• [What you will do]:
Repeat all entries exactly.

Stored entries
★ ★ ★ ★ ★ ★ ★
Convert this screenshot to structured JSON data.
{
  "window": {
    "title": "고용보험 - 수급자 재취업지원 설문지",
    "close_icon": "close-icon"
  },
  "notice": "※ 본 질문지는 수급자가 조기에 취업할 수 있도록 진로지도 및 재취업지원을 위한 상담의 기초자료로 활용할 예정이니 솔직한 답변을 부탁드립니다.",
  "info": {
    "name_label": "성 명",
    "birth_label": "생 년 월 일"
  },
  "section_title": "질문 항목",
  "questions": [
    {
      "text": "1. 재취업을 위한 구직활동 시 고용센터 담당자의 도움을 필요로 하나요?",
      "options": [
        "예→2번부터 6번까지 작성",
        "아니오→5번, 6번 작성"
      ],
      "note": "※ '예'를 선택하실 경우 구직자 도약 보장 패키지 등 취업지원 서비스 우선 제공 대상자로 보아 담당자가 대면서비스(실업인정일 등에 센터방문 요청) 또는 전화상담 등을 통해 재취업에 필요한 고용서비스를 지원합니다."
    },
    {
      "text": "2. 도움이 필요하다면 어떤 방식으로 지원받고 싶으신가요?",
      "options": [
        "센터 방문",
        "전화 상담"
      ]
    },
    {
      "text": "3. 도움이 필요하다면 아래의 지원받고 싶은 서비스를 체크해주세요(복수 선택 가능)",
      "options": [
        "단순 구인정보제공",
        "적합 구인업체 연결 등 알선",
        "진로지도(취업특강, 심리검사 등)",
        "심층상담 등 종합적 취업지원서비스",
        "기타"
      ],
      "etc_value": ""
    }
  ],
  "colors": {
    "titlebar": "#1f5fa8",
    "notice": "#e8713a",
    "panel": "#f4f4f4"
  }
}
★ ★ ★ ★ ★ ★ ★
• [Task solution]:
Convert this screenshot to structured JSON data.
{
  "window": {
    "title": "고용보험 - 수급자 재취업지원 설문지",
    "close_icon": "close-icon"
  },
  "notice": "※ 본 질문지는 수급자가 조기에 취업할 수 있도록 진로지도 및 재취업지원을 위한 상담의 기초자료로 활용할 예정이니 솔직한 답변을 부탁드립니다.",
  "info": {
    "name_label": "성 명",
    "birth_label": "생 년 월 일"
  },
  "section_title": "질문 항목",
  "questions": [
    {
      "text": "1. 재취업을 위한 구직활동 시 고용센터 담당자의 도움을 필요로 하나요?",
      "options": [
        "예→2번부터 6번까지 작성",
        "아니오→5번, 6번 작성"
      ],
      "note": "※ '예'를 선택하실 경우 구직자 도약 보장 패키지 등 취업지원 서비스 우선 제공 대상자로 보아 담당자가 대면서비스(실업인정일 등에 센터방문 요청) 또는 전화상담 등을 통해 재취업에 필요한 고용서비스를 지원합니다."
    },
    {
      "text": "2. 도움이 필요하다면 어떤 방식으로 지원받고 싶으신가요?",
      "options": [
        "센터 방문",
        "전화 상담"
      ]
    },
    {
      "text": "3. 도움이 필요하다면 아래의 지원받고 싶은 서비스를 체크해주세요(복수 선택 가능)",
      "options": [
        "단순 구인정보제공",
        "적합 구인업체 연결 등 알선",
        "진로지도(취업특강, 심리검사 등)",
        "심층상담 등 종합적 취업지원서비스",
        "기타"
      ],
      "etc_value": ""
    }
  ],
  "colors": {
    "titlebar": "#1f5fa8",
    "notice": "#e8713a",
    "panel": "#f4f4f4"
  }
}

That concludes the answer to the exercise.